→ Activity
Every line below needs to be printed again exactly, without any of its pictures.

- Opening Delimiter -

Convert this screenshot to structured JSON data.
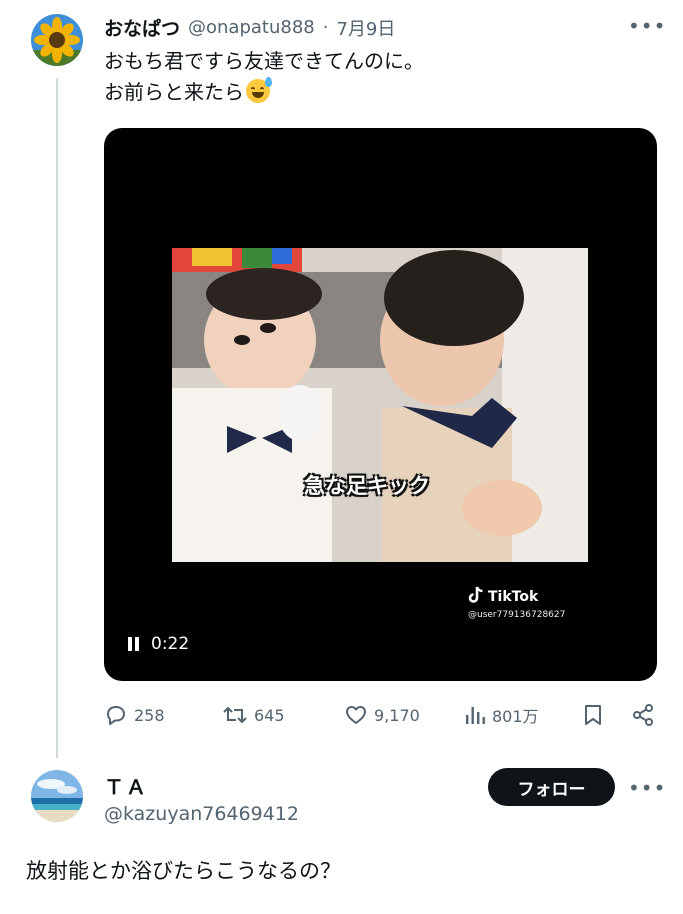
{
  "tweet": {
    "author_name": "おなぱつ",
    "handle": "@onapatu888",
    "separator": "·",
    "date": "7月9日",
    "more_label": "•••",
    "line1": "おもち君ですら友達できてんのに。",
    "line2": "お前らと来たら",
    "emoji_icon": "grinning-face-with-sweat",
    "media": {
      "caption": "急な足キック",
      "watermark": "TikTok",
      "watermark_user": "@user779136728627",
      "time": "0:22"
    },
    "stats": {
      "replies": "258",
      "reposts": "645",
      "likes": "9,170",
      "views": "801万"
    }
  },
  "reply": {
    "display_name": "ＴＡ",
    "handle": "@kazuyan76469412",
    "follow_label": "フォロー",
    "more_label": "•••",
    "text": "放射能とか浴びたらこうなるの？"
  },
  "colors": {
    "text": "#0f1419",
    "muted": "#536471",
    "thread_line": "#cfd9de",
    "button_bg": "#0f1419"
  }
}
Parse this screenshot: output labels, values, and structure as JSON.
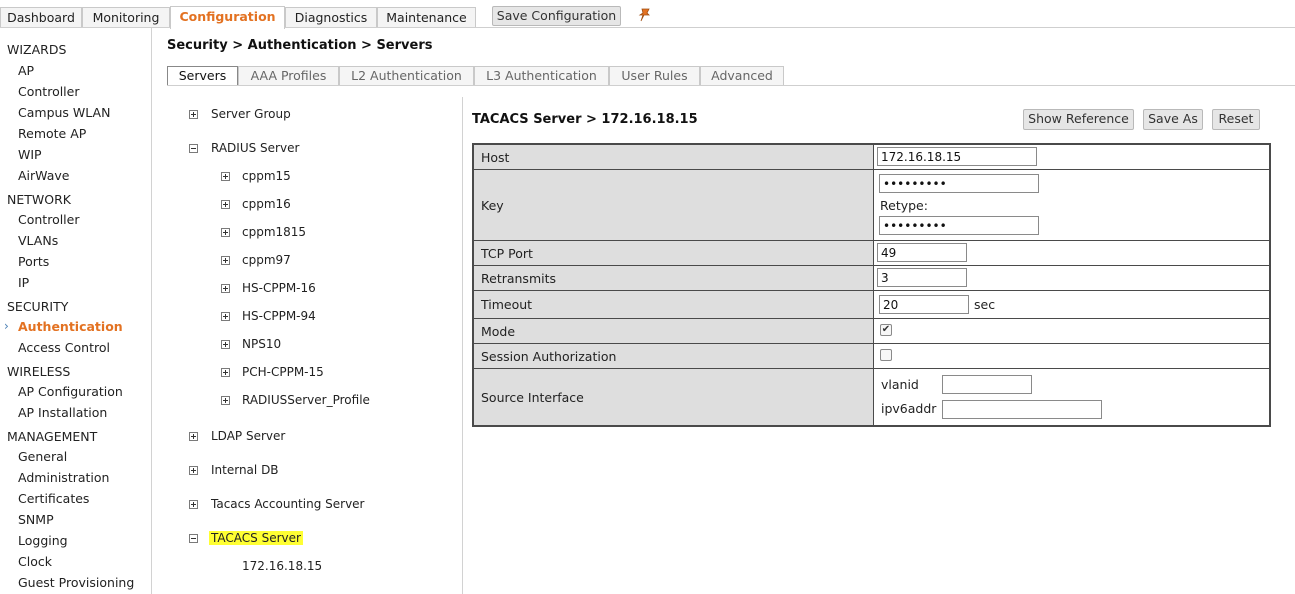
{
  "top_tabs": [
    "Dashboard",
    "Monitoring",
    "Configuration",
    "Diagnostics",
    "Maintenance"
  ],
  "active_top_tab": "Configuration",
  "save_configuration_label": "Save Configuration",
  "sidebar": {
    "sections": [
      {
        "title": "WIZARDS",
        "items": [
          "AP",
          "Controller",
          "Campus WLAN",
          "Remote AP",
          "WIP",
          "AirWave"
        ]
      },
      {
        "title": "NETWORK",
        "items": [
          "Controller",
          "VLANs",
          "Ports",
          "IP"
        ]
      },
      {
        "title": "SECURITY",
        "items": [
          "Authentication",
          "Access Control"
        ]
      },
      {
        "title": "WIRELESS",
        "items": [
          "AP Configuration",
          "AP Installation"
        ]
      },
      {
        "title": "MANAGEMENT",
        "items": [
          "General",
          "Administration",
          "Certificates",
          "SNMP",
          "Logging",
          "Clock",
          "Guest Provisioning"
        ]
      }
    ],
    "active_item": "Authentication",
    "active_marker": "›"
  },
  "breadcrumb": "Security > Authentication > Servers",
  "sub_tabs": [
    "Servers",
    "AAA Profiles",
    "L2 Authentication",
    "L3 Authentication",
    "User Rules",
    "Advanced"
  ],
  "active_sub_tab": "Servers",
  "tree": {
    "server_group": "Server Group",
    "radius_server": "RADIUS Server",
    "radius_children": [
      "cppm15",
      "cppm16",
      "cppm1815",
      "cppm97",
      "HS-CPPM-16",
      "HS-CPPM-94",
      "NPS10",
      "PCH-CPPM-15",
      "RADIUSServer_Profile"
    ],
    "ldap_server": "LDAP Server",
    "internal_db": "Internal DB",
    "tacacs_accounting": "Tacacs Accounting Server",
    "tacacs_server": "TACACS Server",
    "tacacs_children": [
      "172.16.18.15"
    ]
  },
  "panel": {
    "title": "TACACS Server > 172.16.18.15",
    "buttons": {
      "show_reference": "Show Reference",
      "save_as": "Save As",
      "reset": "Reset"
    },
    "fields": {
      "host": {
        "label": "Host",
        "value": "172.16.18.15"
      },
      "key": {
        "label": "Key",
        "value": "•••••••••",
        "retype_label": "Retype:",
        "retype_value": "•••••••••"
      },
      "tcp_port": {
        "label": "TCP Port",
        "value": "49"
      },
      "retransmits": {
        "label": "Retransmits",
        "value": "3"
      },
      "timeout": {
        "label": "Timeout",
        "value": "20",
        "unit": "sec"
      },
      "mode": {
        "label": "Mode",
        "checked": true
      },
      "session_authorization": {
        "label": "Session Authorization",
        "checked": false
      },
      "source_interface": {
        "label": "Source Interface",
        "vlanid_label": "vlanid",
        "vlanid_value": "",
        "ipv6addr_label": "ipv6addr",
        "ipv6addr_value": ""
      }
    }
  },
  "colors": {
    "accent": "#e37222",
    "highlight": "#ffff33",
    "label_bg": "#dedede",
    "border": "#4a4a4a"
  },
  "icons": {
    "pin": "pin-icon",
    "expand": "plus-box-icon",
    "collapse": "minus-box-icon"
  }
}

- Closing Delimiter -

→ Response for this exercise
Convert this screenshot to structured JSON data.
{
  "tweet": {
    "author_name": "おなぱつ",
    "handle": "@onapatu888",
    "separator": "·",
    "date": "7月9日",
    "more_label": "•••",
    "line1": "おもち君ですら友達できてんのに。",
    "line2": "お前らと来たら",
    "emoji_icon": "grinning-face-with-sweat",
    "media": {
      "caption": "急な足キック",
      "watermark": "TikTok",
      "watermark_user": "@user779136728627",
      "time": "0:22"
    },
    "stats": {
      "replies": "258",
      "reposts": "645",
      "likes": "9,170",
      "views": "801万"
    }
  },
  "reply": {
    "display_name": "ＴＡ",
    "handle": "@kazuyan76469412",
    "follow_label": "フォロー",
    "more_label": "•••",
    "text": "放射能とか浴びたらこうなるの？"
  },
  "colors": {
    "text": "#0f1419",
    "muted": "#536471",
    "thread_line": "#cfd9de",
    "button_bg": "#0f1419"
  }
}
Parse this screenshot: output labels, values, and structure as JSON.
{
  "top_tabs": [
    "Dashboard",
    "Monitoring",
    "Configuration",
    "Diagnostics",
    "Maintenance"
  ],
  "active_top_tab": "Configuration",
  "save_configuration_label": "Save Configuration",
  "sidebar": {
    "sections": [
      {
        "title": "WIZARDS",
        "items": [
          "AP",
          "Controller",
          "Campus WLAN",
          "Remote AP",
          "WIP",
          "AirWave"
        ]
      },
      {
        "title": "NETWORK",
        "items": [
          "Controller",
          "VLANs",
          "Ports",
          "IP"
        ]
      },
      {
        "title": "SECURITY",
        "items": [
          "Authentication",
          "Access Control"
        ]
      },
      {
        "title": "WIRELESS",
        "items": [
          "AP Configuration",
          "AP Installation"
        ]
      },
      {
        "title": "MANAGEMENT",
        "items": [
          "General",
          "Administration",
          "Certificates",
          "SNMP",
          "Logging",
          "Clock",
          "Guest Provisioning"
        ]
      }
    ],
    "active_item": "Authentication",
    "active_marker": "›"
  },
  "breadcrumb": "Security > Authentication > Servers",
  "sub_tabs": [
    "Servers",
    "AAA Profiles",
    "L2 Authentication",
    "L3 Authentication",
    "User Rules",
    "Advanced"
  ],
  "active_sub_tab": "Servers",
  "tree": {
    "server_group": "Server Group",
    "radius_server": "RADIUS Server",
    "radius_children": [
      "cppm15",
      "cppm16",
      "cppm1815",
      "cppm97",
      "HS-CPPM-16",
      "HS-CPPM-94",
      "NPS10",
      "PCH-CPPM-15",
      "RADIUSServer_Profile"
    ],
    "ldap_server": "LDAP Server",
    "internal_db": "Internal DB",
    "tacacs_accounting": "Tacacs Accounting Server",
    "tacacs_server": "TACACS Server",
    "tacacs_children": [
      "172.16.18.15"
    ]
  },
  "panel": {
    "title": "TACACS Server > 172.16.18.15",
    "buttons": {
      "show_reference": "Show Reference",
      "save_as": "Save As",
      "reset": "Reset"
    },
    "fields": {
      "host": {
        "label": "Host",
        "value": "172.16.18.15"
      },
      "key": {
        "label": "Key",
        "value": "•••••••••",
        "retype_label": "Retype:",
        "retype_value": "•••••••••"
      },
      "tcp_port": {
        "label": "TCP Port",
        "value": "49"
      },
      "retransmits": {
        "label": "Retransmits",
        "value": "3"
      },
      "timeout": {
        "label": "Timeout",
        "value": "20",
        "unit": "sec"
      },
      "mode": {
        "label": "Mode",
        "checked": true
      },
      "session_authorization": {
        "label": "Session Authorization",
        "checked": false
      },
      "source_interface": {
        "label": "Source Interface",
        "vlanid_label": "vlanid",
        "vlanid_value": "",
        "ipv6addr_label": "ipv6addr",
        "ipv6addr_value": ""
      }
    }
  },
  "colors": {
    "accent": "#e37222",
    "highlight": "#ffff33",
    "label_bg": "#dedede",
    "border": "#4a4a4a"
  },
  "icons": {
    "pin": "pin-icon",
    "expand": "plus-box-icon",
    "collapse": "minus-box-icon"
  }
}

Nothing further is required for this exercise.